Records for this task.
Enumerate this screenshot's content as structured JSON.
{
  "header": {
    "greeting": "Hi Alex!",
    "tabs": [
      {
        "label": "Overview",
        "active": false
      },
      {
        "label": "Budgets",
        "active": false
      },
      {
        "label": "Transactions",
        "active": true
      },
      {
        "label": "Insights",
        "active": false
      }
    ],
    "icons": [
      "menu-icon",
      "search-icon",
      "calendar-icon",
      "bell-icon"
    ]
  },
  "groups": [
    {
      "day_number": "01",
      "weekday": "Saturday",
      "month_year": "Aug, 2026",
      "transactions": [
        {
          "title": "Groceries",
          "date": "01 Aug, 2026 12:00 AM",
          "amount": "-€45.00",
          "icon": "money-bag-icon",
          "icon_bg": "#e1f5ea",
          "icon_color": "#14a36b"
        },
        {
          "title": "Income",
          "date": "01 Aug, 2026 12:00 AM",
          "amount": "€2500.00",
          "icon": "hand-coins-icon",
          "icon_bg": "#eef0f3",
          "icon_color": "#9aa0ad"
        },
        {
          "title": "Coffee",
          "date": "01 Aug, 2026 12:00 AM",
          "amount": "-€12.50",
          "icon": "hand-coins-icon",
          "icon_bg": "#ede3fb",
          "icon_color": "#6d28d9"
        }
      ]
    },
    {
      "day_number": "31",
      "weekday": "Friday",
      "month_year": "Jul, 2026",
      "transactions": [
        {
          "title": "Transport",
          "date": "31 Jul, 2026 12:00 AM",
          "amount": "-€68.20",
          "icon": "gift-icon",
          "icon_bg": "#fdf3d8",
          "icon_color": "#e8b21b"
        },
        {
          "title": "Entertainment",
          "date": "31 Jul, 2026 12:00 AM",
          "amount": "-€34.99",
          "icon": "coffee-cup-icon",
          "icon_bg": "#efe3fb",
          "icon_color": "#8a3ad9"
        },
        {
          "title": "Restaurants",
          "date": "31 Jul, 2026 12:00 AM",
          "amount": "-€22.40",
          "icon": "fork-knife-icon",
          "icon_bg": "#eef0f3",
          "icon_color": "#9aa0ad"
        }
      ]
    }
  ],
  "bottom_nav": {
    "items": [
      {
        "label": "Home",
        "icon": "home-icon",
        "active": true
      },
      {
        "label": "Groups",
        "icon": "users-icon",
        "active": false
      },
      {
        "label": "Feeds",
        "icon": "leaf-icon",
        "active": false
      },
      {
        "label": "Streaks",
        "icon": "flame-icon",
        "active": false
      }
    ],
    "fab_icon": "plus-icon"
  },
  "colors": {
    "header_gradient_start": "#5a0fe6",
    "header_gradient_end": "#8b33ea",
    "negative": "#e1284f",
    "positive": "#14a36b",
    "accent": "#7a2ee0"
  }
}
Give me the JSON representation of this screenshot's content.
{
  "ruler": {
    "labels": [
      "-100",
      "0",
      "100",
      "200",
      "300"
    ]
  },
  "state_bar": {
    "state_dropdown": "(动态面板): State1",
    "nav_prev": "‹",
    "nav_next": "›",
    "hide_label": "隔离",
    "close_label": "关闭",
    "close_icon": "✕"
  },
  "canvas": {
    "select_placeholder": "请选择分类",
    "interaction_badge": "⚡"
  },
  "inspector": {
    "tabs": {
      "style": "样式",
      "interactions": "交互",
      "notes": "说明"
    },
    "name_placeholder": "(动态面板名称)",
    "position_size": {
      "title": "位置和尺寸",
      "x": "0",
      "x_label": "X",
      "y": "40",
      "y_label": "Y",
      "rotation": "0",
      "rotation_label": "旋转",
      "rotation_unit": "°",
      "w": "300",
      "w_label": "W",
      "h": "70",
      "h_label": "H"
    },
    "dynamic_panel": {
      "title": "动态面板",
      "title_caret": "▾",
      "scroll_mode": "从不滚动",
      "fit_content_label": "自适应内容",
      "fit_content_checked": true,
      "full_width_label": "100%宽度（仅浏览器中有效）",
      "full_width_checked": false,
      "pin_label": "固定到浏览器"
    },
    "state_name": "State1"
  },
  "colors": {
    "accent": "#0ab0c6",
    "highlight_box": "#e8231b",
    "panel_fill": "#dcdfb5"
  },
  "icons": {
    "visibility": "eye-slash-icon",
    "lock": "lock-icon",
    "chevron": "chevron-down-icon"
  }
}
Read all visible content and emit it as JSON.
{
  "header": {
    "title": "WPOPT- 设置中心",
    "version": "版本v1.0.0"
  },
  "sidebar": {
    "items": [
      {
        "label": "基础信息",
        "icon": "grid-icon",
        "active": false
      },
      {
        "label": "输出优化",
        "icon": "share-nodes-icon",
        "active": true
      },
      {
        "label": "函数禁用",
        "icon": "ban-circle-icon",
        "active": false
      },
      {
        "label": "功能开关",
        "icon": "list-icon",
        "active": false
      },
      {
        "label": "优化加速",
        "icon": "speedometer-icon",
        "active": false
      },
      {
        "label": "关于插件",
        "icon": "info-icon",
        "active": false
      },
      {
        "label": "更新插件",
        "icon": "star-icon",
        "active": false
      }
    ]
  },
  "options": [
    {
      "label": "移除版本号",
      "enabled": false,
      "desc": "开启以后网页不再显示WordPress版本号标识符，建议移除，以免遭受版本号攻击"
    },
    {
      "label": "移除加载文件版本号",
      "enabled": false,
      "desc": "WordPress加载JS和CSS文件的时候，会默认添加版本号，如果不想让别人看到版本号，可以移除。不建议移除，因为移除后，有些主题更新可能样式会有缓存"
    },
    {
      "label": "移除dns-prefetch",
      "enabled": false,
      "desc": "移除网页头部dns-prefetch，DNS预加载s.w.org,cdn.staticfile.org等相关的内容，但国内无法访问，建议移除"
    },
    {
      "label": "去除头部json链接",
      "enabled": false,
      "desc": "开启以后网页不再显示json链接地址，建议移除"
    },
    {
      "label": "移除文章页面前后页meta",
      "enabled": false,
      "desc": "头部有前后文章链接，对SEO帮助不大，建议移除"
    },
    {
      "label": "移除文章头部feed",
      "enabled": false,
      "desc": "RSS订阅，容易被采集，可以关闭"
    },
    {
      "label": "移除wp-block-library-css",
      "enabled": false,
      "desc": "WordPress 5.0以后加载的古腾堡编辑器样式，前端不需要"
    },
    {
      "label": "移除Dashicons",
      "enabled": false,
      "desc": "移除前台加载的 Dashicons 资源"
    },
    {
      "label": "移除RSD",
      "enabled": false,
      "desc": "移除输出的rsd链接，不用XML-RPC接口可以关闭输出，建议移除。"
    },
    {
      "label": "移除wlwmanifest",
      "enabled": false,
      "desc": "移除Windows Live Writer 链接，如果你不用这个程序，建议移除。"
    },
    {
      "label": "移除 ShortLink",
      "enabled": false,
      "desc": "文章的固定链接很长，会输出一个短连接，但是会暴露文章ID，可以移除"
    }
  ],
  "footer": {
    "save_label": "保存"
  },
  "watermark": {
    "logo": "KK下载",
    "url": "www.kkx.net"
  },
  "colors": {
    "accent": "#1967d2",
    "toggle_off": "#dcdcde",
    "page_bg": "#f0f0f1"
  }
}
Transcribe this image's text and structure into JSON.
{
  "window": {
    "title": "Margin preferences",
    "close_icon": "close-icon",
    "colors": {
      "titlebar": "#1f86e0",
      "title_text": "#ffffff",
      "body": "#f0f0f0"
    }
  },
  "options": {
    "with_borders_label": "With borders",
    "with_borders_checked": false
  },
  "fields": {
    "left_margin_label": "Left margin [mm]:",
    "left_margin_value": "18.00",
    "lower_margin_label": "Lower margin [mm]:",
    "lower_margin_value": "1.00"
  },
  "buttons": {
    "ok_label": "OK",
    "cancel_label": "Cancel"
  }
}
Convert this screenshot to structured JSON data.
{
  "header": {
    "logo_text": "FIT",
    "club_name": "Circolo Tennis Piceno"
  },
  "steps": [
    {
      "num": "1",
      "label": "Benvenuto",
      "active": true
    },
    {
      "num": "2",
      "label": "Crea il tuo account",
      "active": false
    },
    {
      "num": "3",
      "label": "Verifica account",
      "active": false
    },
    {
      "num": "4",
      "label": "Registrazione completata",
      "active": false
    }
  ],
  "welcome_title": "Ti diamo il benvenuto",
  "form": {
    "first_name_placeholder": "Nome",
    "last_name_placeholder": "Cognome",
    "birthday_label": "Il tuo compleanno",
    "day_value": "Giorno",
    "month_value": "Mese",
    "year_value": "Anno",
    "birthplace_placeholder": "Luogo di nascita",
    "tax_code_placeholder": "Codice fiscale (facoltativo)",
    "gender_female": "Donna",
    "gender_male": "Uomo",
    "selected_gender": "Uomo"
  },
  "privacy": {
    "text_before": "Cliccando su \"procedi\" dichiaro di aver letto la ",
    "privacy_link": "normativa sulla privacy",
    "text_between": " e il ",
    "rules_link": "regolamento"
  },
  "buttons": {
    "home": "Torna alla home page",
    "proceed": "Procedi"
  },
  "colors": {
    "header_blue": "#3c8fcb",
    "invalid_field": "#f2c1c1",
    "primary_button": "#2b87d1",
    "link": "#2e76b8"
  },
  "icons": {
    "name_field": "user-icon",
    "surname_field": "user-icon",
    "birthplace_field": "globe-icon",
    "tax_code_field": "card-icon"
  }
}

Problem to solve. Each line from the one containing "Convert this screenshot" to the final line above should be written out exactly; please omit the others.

Output for this task.
Convert this screenshot to structured JSON data.
{
  "header": {
    "logo_text": "FIT",
    "club_name": "Circolo Tennis Piceno"
  },
  "steps": [
    {
      "num": "1",
      "label": "Benvenuto",
      "active": true
    },
    {
      "num": "2",
      "label": "Crea il tuo account",
      "active": false
    },
    {
      "num": "3",
      "label": "Verifica account",
      "active": false
    },
    {
      "num": "4",
      "label": "Registrazione completata",
      "active": false
    }
  ],
  "welcome_title": "Ti diamo il benvenuto",
  "form": {
    "first_name_placeholder": "Nome",
    "last_name_placeholder": "Cognome",
    "birthday_label": "Il tuo compleanno",
    "day_value": "Giorno",
    "month_value": "Mese",
    "year_value": "Anno",
    "birthplace_placeholder": "Luogo di nascita",
    "tax_code_placeholder": "Codice fiscale (facoltativo)",
    "gender_female": "Donna",
    "gender_male": "Uomo",
    "selected_gender": "Uomo"
  },
  "privacy": {
    "text_before": "Cliccando su \"procedi\" dichiaro di aver letto la ",
    "privacy_link": "normativa sulla privacy",
    "text_between": " e il ",
    "rules_link": "regolamento"
  },
  "buttons": {
    "home": "Torna alla home page",
    "proceed": "Procedi"
  },
  "colors": {
    "header_blue": "#3c8fcb",
    "invalid_field": "#f2c1c1",
    "primary_button": "#2b87d1",
    "link": "#2e76b8"
  },
  "icons": {
    "name_field": "user-icon",
    "surname_field": "user-icon",
    "birthplace_field": "globe-icon",
    "tax_code_field": "card-icon"
  }
}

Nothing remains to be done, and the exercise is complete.